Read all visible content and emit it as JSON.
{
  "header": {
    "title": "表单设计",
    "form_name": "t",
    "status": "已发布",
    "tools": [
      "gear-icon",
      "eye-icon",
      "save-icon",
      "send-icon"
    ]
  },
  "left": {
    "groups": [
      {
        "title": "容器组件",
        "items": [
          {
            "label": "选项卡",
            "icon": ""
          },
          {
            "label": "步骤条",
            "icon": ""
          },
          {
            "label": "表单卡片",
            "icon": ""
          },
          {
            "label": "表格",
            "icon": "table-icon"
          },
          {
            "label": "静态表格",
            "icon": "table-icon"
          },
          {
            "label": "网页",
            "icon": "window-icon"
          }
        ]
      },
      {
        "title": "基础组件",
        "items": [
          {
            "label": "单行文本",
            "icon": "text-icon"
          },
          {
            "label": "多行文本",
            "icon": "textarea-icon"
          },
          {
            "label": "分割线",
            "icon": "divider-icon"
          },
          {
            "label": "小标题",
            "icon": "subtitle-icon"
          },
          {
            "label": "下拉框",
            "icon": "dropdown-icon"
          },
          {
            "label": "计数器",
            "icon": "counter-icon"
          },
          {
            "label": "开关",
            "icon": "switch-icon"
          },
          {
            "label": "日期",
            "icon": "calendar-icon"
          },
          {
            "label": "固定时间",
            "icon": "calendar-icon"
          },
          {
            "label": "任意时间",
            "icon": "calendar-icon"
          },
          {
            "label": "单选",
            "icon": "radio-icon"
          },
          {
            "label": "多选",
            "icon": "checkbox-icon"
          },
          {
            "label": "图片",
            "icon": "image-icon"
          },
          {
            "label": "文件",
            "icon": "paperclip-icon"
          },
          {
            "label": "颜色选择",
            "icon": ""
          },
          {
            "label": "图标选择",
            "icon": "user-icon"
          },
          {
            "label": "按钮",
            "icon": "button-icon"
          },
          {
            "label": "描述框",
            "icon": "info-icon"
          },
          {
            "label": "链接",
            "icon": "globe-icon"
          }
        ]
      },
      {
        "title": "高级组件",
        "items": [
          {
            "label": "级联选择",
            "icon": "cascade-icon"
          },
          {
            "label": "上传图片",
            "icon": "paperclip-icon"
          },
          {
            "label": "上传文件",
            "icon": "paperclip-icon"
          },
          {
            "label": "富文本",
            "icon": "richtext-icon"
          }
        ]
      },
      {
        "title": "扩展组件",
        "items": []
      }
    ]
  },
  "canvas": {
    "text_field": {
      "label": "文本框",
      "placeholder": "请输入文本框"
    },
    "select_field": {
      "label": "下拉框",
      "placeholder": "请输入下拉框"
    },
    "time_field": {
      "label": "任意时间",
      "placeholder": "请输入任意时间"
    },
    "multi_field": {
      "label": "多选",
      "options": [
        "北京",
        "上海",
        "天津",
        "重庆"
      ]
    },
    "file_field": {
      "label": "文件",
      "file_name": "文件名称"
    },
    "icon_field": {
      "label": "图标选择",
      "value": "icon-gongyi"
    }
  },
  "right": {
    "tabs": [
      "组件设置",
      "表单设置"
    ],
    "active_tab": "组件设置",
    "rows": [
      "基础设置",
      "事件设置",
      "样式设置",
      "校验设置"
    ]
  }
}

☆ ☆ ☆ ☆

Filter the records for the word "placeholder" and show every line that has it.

* _Answer to the problem_
      "placeholder": "请输入文本框"
      "placeholder": "请输入下拉框"
      "placeholder": "请输入任意时间"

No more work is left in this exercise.